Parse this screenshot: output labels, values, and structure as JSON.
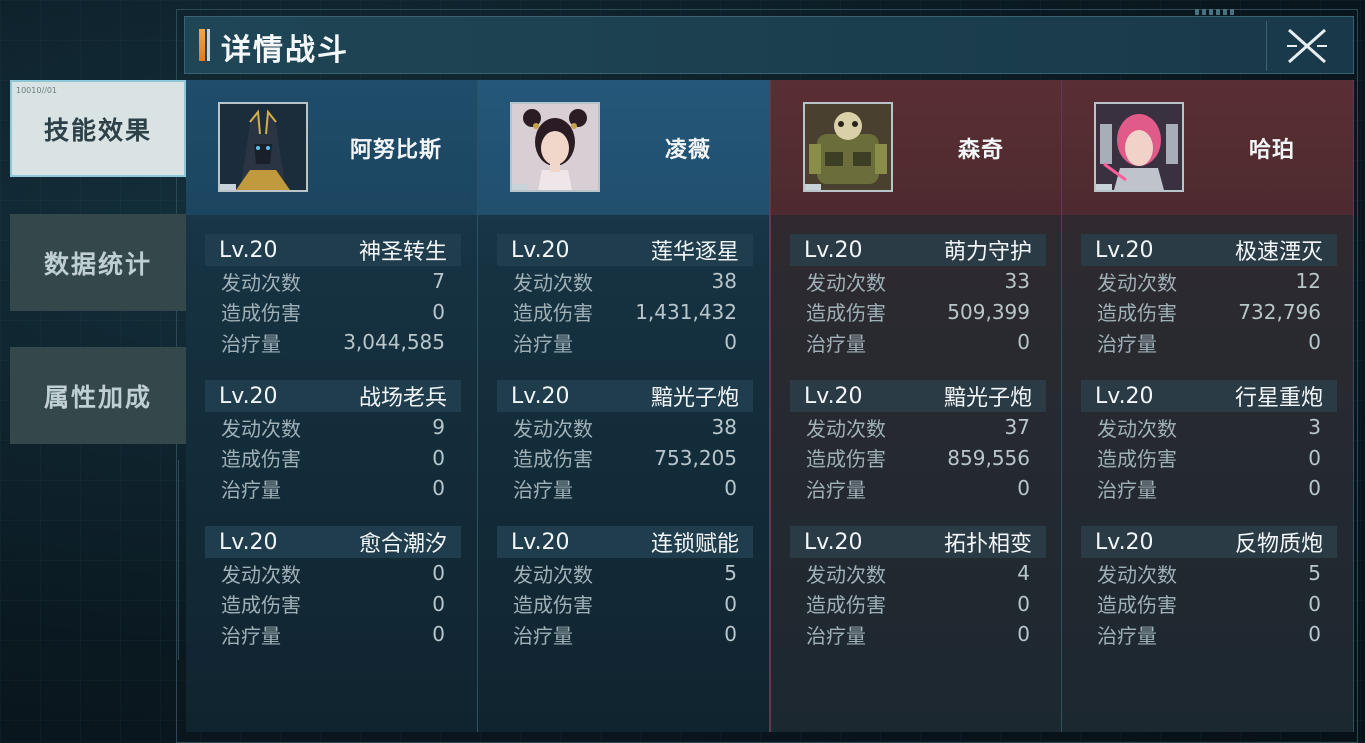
{
  "header": {
    "title": "详情战斗"
  },
  "tabs": [
    {
      "label": "技能效果",
      "tag": "10010//01",
      "active": true
    },
    {
      "label": "数据统计",
      "active": false
    },
    {
      "label": "属性加成",
      "active": false
    }
  ],
  "heroes": [
    {
      "name": "阿努比斯",
      "team": "blue",
      "skills": [
        {
          "level": "Lv.20",
          "name": "神圣转生",
          "stats": [
            [
              "发动次数",
              "7"
            ],
            [
              "造成伤害",
              "0"
            ],
            [
              "治疗量",
              "3,044,585"
            ]
          ]
        },
        {
          "level": "Lv.20",
          "name": "战场老兵",
          "stats": [
            [
              "发动次数",
              "9"
            ],
            [
              "造成伤害",
              "0"
            ],
            [
              "治疗量",
              "0"
            ]
          ]
        },
        {
          "level": "Lv.20",
          "name": "愈合潮汐",
          "stats": [
            [
              "发动次数",
              "0"
            ],
            [
              "造成伤害",
              "0"
            ],
            [
              "治疗量",
              "0"
            ]
          ]
        }
      ]
    },
    {
      "name": "凌薇",
      "team": "blue",
      "skills": [
        {
          "level": "Lv.20",
          "name": "莲华逐星",
          "stats": [
            [
              "发动次数",
              "38"
            ],
            [
              "造成伤害",
              "1,431,432"
            ],
            [
              "治疗量",
              "0"
            ]
          ]
        },
        {
          "level": "Lv.20",
          "name": "黯光子炮",
          "stats": [
            [
              "发动次数",
              "38"
            ],
            [
              "造成伤害",
              "753,205"
            ],
            [
              "治疗量",
              "0"
            ]
          ]
        },
        {
          "level": "Lv.20",
          "name": "连锁赋能",
          "stats": [
            [
              "发动次数",
              "5"
            ],
            [
              "造成伤害",
              "0"
            ],
            [
              "治疗量",
              "0"
            ]
          ]
        }
      ]
    },
    {
      "name": "森奇",
      "team": "red",
      "skills": [
        {
          "level": "Lv.20",
          "name": "萌力守护",
          "stats": [
            [
              "发动次数",
              "33"
            ],
            [
              "造成伤害",
              "509,399"
            ],
            [
              "治疗量",
              "0"
            ]
          ]
        },
        {
          "level": "Lv.20",
          "name": "黯光子炮",
          "stats": [
            [
              "发动次数",
              "37"
            ],
            [
              "造成伤害",
              "859,556"
            ],
            [
              "治疗量",
              "0"
            ]
          ]
        },
        {
          "level": "Lv.20",
          "name": "拓扑相变",
          "stats": [
            [
              "发动次数",
              "4"
            ],
            [
              "造成伤害",
              "0"
            ],
            [
              "治疗量",
              "0"
            ]
          ]
        }
      ]
    },
    {
      "name": "哈珀",
      "team": "red",
      "skills": [
        {
          "level": "Lv.20",
          "name": "极速湮灭",
          "stats": [
            [
              "发动次数",
              "12"
            ],
            [
              "造成伤害",
              "732,796"
            ],
            [
              "治疗量",
              "0"
            ]
          ]
        },
        {
          "level": "Lv.20",
          "name": "行星重炮",
          "stats": [
            [
              "发动次数",
              "3"
            ],
            [
              "造成伤害",
              "0"
            ],
            [
              "治疗量",
              "0"
            ]
          ]
        },
        {
          "level": "Lv.20",
          "name": "反物质炮",
          "stats": [
            [
              "发动次数",
              "5"
            ],
            [
              "造成伤害",
              "0"
            ],
            [
              "治疗量",
              "0"
            ]
          ]
        }
      ]
    }
  ]
}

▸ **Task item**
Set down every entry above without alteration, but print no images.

▸ **Exercise solution**
Parse this screenshot: output labels, values, and structure as JSON.
{
  "header": {
    "title": "详情战斗"
  },
  "tabs": [
    {
      "label": "技能效果",
      "tag": "10010//01",
      "active": true
    },
    {
      "label": "数据统计",
      "active": false
    },
    {
      "label": "属性加成",
      "active": false
    }
  ],
  "heroes": [
    {
      "name": "阿努比斯",
      "team": "blue",
      "skills": [
        {
          "level": "Lv.20",
          "name": "神圣转生",
          "stats": [
            [
              "发动次数",
              "7"
            ],
            [
              "造成伤害",
              "0"
            ],
            [
              "治疗量",
              "3,044,585"
            ]
          ]
        },
        {
          "level": "Lv.20",
          "name": "战场老兵",
          "stats": [
            [
              "发动次数",
              "9"
            ],
            [
              "造成伤害",
              "0"
            ],
            [
              "治疗量",
              "0"
            ]
          ]
        },
        {
          "level": "Lv.20",
          "name": "愈合潮汐",
          "stats": [
            [
              "发动次数",
              "0"
            ],
            [
              "造成伤害",
              "0"
            ],
            [
              "治疗量",
              "0"
            ]
          ]
        }
      ]
    },
    {
      "name": "凌薇",
      "team": "blue",
      "skills": [
        {
          "level": "Lv.20",
          "name": "莲华逐星",
          "stats": [
            [
              "发动次数",
              "38"
            ],
            [
              "造成伤害",
              "1,431,432"
            ],
            [
              "治疗量",
              "0"
            ]
          ]
        },
        {
          "level": "Lv.20",
          "name": "黯光子炮",
          "stats": [
            [
              "发动次数",
              "38"
            ],
            [
              "造成伤害",
              "753,205"
            ],
            [
              "治疗量",
              "0"
            ]
          ]
        },
        {
          "level": "Lv.20",
          "name": "连锁赋能",
          "stats": [
            [
              "发动次数",
              "5"
            ],
            [
              "造成伤害",
              "0"
            ],
            [
              "治疗量",
              "0"
            ]
          ]
        }
      ]
    },
    {
      "name": "森奇",
      "team": "red",
      "skills": [
        {
          "level": "Lv.20",
          "name": "萌力守护",
          "stats": [
            [
              "发动次数",
              "33"
            ],
            [
              "造成伤害",
              "509,399"
            ],
            [
              "治疗量",
              "0"
            ]
          ]
        },
        {
          "level": "Lv.20",
          "name": "黯光子炮",
          "stats": [
            [
              "发动次数",
              "37"
            ],
            [
              "造成伤害",
              "859,556"
            ],
            [
              "治疗量",
              "0"
            ]
          ]
        },
        {
          "level": "Lv.20",
          "name": "拓扑相变",
          "stats": [
            [
              "发动次数",
              "4"
            ],
            [
              "造成伤害",
              "0"
            ],
            [
              "治疗量",
              "0"
            ]
          ]
        }
      ]
    },
    {
      "name": "哈珀",
      "team": "red",
      "skills": [
        {
          "level": "Lv.20",
          "name": "极速湮灭",
          "stats": [
            [
              "发动次数",
              "12"
            ],
            [
              "造成伤害",
              "732,796"
            ],
            [
              "治疗量",
              "0"
            ]
          ]
        },
        {
          "level": "Lv.20",
          "name": "行星重炮",
          "stats": [
            [
              "发动次数",
              "3"
            ],
            [
              "造成伤害",
              "0"
            ],
            [
              "治疗量",
              "0"
            ]
          ]
        },
        {
          "level": "Lv.20",
          "name": "反物质炮",
          "stats": [
            [
              "发动次数",
              "5"
            ],
            [
              "造成伤害",
              "0"
            ],
            [
              "治疗量",
              "0"
            ]
          ]
        }
      ]
    }
  ]
}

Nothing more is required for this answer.